***** Given records *****

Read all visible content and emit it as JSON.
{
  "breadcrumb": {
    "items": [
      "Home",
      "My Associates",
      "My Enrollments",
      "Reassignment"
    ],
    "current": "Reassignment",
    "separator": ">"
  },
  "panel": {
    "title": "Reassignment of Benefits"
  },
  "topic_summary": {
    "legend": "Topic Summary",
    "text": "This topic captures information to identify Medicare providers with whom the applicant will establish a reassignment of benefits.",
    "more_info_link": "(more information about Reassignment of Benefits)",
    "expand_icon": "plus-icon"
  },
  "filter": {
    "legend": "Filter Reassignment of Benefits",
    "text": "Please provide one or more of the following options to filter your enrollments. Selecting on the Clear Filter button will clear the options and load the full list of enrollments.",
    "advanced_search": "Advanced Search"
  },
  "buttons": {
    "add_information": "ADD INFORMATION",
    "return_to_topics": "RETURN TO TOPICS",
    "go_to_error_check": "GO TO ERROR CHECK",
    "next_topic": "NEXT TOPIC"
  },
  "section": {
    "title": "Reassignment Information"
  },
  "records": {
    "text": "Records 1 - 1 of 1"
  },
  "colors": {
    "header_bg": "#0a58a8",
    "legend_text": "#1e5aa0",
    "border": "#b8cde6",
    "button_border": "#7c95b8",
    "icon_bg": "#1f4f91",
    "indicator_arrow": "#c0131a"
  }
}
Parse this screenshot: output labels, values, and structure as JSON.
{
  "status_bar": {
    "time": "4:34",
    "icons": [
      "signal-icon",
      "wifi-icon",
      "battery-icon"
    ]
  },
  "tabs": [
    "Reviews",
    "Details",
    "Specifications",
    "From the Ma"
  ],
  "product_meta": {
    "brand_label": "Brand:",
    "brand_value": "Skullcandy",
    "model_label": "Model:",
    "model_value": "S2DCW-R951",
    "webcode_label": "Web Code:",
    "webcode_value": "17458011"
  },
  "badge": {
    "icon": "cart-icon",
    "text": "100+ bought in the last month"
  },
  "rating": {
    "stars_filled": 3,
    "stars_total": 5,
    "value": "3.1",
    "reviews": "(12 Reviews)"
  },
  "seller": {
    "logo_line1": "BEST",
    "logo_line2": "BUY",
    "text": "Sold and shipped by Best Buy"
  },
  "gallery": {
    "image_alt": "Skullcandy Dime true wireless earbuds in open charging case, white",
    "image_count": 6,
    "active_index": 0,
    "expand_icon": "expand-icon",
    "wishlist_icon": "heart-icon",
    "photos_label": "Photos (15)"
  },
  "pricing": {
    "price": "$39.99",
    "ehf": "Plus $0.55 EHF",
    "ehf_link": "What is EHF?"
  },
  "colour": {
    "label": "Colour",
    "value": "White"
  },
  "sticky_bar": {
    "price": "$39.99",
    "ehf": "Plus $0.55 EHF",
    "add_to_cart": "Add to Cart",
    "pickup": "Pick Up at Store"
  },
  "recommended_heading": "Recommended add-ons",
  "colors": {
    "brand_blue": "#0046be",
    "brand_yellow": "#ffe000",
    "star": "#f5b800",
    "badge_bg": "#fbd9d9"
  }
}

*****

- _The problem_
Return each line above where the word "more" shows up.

- _Exercise response_
    "more_info_link": "(more information about Reassignment of Benefits)",
    "text": "Please provide one or more of the following options to filter your enrollments. Selecting on the Clear Filter button will clear the options and load the full list of enrollments.",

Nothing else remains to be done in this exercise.